** PROBLEM TO SOLVE **
Would you pull out every line of the material that contains the string "number"?

** RECORDS TO USE **
- - - -
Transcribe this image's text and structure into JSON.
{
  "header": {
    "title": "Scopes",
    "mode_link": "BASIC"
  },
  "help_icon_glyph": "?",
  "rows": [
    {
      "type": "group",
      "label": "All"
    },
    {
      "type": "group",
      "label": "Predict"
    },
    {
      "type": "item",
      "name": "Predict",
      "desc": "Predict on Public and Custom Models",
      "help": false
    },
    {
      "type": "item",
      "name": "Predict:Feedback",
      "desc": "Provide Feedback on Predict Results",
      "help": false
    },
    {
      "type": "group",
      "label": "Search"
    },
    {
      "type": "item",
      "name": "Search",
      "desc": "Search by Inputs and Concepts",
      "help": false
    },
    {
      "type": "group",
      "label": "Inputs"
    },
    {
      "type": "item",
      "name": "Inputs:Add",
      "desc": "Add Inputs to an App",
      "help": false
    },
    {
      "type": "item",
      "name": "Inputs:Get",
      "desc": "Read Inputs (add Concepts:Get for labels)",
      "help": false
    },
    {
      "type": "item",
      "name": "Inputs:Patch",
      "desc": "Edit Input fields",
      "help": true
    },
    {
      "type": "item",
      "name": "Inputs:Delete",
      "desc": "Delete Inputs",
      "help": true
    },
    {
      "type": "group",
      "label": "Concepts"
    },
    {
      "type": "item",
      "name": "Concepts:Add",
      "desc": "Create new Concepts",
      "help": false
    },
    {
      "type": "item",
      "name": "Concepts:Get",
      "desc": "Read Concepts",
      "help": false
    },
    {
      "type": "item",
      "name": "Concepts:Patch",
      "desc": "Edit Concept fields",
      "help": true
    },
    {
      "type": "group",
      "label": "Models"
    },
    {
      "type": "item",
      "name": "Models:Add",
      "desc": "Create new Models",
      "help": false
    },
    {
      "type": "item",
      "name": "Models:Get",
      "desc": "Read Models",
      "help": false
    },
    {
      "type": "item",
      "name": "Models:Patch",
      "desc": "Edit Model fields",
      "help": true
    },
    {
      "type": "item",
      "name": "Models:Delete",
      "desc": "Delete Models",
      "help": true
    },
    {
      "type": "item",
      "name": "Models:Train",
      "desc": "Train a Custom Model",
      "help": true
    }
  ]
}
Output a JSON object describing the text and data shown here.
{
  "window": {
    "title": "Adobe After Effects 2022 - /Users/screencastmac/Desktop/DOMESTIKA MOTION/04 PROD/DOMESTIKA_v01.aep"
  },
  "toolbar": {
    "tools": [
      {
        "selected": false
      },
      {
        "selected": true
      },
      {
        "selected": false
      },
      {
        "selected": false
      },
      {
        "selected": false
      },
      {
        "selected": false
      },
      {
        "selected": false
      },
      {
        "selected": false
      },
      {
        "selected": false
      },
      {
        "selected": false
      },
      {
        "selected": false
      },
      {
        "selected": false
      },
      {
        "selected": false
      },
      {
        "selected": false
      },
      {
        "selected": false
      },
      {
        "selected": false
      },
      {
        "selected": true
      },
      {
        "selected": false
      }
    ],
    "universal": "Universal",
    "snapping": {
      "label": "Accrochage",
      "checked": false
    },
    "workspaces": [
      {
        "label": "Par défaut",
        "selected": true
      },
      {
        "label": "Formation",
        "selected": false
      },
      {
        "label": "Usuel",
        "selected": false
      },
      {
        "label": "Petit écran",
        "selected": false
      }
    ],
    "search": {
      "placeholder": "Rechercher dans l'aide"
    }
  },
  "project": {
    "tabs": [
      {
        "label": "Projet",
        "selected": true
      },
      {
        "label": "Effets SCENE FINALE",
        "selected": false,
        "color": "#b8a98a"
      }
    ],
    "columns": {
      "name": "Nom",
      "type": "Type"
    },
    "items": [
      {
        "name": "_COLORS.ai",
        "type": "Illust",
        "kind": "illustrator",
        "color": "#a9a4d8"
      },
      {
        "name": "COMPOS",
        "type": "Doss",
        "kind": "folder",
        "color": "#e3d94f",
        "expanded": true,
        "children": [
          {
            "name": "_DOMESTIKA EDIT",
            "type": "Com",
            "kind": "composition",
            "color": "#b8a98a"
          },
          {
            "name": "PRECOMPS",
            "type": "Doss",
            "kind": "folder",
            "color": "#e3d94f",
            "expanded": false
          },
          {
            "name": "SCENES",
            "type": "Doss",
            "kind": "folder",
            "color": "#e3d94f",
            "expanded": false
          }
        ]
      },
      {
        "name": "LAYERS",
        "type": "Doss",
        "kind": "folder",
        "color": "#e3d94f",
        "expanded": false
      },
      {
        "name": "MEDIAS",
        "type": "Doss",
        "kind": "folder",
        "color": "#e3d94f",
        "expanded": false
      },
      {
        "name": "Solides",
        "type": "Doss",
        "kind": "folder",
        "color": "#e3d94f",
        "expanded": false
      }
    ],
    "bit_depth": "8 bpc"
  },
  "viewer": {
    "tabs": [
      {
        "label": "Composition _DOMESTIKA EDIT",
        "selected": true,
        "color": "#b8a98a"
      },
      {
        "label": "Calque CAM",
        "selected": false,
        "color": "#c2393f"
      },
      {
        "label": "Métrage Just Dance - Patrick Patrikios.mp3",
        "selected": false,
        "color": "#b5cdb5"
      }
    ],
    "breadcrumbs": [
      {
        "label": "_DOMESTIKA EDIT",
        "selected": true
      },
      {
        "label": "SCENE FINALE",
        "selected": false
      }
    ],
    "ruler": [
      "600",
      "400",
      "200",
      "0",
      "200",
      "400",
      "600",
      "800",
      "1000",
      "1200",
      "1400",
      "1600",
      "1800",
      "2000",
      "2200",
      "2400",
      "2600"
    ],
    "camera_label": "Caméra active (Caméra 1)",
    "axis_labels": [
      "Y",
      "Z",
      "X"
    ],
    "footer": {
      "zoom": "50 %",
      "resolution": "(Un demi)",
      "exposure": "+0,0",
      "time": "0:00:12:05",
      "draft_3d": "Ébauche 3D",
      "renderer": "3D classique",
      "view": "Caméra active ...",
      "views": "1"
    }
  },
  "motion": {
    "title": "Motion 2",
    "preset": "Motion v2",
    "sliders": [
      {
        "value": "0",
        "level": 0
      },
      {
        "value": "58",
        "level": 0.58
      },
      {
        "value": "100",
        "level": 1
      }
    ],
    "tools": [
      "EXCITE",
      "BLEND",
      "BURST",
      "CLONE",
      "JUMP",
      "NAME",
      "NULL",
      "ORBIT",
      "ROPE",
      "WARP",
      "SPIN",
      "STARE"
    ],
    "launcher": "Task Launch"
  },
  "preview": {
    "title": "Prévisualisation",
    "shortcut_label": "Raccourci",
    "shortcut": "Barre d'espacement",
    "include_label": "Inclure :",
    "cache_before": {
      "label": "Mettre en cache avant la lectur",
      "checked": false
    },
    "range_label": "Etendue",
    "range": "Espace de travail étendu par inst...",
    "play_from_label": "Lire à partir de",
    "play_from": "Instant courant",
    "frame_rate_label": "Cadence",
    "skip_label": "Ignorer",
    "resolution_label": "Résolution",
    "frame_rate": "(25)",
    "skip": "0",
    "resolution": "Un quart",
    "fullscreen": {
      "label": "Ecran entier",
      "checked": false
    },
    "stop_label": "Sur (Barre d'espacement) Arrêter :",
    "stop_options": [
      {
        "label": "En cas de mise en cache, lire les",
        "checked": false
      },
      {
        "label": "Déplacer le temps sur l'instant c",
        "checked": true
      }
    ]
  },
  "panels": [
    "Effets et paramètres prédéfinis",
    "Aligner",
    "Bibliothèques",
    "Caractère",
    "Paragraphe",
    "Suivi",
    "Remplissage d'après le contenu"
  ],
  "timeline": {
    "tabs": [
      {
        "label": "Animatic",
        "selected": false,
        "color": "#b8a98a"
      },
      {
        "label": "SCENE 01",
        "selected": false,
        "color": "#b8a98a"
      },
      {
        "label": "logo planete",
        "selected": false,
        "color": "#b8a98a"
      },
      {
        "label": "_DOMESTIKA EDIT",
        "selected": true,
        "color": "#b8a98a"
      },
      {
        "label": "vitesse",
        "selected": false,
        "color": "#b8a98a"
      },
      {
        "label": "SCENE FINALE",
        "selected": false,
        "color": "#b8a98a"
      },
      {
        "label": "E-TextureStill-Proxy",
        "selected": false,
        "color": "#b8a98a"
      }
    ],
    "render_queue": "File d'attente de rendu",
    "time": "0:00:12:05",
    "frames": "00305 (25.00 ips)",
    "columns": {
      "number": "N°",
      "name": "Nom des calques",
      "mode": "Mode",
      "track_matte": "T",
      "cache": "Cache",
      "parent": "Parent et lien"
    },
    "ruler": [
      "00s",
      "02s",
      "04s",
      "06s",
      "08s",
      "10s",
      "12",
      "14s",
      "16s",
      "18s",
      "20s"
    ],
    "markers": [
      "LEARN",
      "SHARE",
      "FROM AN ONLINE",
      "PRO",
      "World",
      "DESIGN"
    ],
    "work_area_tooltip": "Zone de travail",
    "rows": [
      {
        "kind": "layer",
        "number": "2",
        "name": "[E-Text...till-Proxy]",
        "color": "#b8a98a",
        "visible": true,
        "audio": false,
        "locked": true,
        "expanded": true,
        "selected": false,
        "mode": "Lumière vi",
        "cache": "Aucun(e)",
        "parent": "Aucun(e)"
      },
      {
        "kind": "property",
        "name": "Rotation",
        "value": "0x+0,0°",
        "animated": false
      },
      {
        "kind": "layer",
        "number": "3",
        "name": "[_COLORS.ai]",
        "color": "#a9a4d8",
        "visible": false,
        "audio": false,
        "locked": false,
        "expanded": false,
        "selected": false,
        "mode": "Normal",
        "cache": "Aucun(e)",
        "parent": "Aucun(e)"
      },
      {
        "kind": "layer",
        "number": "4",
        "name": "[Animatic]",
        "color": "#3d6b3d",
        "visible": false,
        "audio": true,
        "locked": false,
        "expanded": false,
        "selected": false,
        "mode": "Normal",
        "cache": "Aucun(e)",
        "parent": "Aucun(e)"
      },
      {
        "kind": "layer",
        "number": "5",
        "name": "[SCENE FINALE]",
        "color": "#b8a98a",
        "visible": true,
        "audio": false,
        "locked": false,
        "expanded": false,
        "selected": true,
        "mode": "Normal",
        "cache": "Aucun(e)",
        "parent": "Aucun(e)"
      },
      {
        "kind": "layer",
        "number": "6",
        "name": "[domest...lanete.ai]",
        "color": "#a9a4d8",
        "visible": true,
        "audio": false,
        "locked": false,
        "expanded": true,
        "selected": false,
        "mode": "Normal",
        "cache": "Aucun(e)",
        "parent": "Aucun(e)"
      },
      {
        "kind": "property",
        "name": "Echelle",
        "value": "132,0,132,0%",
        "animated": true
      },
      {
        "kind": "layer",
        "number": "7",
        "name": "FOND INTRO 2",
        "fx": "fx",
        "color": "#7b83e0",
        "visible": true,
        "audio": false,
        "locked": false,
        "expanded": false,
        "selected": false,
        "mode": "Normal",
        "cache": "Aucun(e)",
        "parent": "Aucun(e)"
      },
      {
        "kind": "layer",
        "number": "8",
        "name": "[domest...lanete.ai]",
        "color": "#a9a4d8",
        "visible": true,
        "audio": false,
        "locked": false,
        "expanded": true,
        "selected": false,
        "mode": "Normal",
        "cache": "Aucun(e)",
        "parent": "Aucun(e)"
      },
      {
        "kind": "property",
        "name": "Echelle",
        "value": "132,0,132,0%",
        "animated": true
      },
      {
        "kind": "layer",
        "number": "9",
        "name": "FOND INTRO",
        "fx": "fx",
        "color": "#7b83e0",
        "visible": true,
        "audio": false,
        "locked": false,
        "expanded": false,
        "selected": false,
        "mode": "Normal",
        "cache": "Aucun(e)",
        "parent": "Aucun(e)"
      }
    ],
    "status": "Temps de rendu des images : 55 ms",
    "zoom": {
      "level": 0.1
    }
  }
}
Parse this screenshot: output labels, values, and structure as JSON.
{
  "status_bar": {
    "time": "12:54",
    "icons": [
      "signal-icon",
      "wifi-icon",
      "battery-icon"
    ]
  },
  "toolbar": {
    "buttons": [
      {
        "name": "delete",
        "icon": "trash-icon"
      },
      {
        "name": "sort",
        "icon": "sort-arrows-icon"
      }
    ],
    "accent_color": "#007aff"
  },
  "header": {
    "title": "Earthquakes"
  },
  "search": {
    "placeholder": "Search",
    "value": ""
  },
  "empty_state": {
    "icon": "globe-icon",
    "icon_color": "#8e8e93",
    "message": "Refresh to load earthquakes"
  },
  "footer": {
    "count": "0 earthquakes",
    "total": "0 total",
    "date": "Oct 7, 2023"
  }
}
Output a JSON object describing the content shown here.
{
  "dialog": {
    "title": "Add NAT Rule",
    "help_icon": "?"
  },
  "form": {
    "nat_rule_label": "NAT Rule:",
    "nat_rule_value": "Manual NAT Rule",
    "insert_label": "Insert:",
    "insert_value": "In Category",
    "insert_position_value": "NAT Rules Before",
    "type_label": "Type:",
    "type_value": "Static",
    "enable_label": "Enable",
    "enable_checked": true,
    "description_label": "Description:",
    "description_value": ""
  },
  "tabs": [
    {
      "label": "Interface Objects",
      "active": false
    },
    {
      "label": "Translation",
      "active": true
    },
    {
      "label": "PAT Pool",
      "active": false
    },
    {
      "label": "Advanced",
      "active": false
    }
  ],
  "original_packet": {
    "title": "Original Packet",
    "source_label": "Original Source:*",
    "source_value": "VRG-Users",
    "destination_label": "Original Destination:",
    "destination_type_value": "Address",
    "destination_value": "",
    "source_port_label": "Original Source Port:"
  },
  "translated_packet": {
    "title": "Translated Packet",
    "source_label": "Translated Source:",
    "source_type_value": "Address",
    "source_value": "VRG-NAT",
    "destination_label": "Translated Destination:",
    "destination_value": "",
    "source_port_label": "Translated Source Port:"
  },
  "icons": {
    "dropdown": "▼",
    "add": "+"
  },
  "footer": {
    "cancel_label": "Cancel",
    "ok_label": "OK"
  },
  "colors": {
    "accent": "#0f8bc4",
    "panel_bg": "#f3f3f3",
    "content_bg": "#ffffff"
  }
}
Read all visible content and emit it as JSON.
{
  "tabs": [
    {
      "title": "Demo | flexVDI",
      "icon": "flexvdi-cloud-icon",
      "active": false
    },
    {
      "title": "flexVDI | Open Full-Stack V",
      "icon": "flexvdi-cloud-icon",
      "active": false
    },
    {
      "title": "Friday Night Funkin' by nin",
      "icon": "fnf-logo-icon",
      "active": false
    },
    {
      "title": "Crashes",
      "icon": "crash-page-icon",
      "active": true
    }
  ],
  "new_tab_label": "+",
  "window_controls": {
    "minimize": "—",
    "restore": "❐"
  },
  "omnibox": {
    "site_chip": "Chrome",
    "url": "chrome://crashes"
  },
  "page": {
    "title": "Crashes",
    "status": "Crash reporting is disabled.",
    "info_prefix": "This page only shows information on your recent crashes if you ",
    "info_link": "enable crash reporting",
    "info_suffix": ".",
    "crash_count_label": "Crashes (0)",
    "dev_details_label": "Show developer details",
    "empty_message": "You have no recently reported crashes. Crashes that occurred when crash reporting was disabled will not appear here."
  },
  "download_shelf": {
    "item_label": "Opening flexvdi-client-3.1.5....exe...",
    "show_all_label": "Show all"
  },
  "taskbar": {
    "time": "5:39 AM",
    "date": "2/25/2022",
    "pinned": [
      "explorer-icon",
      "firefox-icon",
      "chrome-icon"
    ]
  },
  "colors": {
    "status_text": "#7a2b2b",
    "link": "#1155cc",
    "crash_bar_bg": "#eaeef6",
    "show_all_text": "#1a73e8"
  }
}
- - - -
** FINISHED TASK **
      "number": "N°",
        "number": "2",
        "number": "3",
        "number": "4",
        "number": "5",
        "number": "6",
        "number": "7",
        "number": "8",
        "number": "9",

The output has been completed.